More than 3,000 had been killed by Al Qaeda’s attack on the World Trade Center and many in America were eager for revenge. Still, not all members of the Taliban felt that they — or their country — should suffer for the actions of Al Qaeda.
That’s because as Gopal noted, the Taliban had very different aims than Al Qaeda.
“Bin Laden was waging international jihad to overthrow U.S. global hegemony, while the Taliban were concerned largely with politics within their country’s borders,” he wrote. “Bin Laden rallied against the West, and his acolytes had bombed U.S. embassies in Kenya and Tanzania, while the Taliban were seeking Western diplomatic recognition.”
Still, as Gopal put it, “Quickly, America’s bin Laden problem had become the Taliban’s as well.”
Many among the Taliban tried to push Mullah Omar to give up bin Laden for the sake of the Afghan people who would suffer the consequences of his decision.
“Taliban pragmatists could see all too clearly the dangers that would them if the impasse continued,” Gopal wrote. “A week after the 9/11 attacks, they visited Omar in his modest Kandahar home. ‘We pleaded with him for hours’ to expel bin Laden, one of them recalled, ‘but it was as if he covered his ears.’”
Omar became even more defiant in the coming weeks. On October 6, 2001 he was informed that an American attack on Afghanistan was in the works. Mullah Omar gathered his senior lieutenants and, according to Gopal, told them, “My family, my power, my privileges, are all in danger, but still I am insisting on sacrificing myself, and you should do likewise.”

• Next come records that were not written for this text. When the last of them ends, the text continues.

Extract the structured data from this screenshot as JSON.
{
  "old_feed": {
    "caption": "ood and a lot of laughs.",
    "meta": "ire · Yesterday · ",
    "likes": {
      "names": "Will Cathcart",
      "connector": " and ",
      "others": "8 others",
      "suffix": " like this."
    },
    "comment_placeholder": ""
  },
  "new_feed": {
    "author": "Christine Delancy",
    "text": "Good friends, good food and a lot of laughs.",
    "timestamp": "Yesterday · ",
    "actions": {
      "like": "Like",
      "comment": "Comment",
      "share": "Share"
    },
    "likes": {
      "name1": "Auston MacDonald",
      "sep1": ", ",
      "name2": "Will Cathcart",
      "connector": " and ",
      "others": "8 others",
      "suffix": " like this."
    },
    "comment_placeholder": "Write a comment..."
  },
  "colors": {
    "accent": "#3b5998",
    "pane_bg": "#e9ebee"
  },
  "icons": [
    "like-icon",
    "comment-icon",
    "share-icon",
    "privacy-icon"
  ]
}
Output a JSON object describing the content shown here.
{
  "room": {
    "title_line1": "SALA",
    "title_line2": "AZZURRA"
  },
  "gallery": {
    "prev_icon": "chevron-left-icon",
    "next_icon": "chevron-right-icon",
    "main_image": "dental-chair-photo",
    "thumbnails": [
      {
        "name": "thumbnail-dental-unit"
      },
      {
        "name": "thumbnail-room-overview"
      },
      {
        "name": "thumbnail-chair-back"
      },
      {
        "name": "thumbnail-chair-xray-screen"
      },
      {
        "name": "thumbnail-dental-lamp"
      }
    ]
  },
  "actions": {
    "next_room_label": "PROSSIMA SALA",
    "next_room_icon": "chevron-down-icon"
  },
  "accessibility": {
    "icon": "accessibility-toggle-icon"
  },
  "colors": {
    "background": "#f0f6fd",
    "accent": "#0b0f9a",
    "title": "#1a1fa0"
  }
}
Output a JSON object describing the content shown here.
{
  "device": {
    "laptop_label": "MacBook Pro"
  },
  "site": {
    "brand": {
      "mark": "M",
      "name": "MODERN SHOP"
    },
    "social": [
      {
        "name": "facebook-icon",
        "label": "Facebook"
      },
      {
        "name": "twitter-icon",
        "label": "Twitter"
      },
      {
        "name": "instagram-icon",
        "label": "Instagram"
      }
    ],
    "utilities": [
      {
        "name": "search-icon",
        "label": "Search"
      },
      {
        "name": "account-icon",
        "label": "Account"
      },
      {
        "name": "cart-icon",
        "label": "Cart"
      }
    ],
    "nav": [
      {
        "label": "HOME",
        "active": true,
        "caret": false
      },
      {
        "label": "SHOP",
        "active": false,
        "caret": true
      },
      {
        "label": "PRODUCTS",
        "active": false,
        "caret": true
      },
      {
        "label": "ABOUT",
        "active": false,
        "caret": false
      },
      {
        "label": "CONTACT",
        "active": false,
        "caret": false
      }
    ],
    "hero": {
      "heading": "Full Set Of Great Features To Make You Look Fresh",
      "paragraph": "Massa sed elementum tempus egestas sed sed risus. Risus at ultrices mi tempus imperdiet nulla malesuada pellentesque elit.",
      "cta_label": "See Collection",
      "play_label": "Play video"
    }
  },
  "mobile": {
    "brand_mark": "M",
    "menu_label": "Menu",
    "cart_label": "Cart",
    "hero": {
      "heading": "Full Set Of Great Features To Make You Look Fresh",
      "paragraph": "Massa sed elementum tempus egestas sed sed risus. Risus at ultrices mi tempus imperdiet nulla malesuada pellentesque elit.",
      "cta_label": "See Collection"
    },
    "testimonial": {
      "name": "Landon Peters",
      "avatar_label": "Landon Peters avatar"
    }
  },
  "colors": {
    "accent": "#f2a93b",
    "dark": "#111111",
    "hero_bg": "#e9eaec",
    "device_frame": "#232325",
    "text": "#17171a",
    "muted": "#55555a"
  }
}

The next night, Omar’s compound in Kandahar was bombed and one of his sons killed. He retreated along with his relatives into his familial village and was never seen in public again.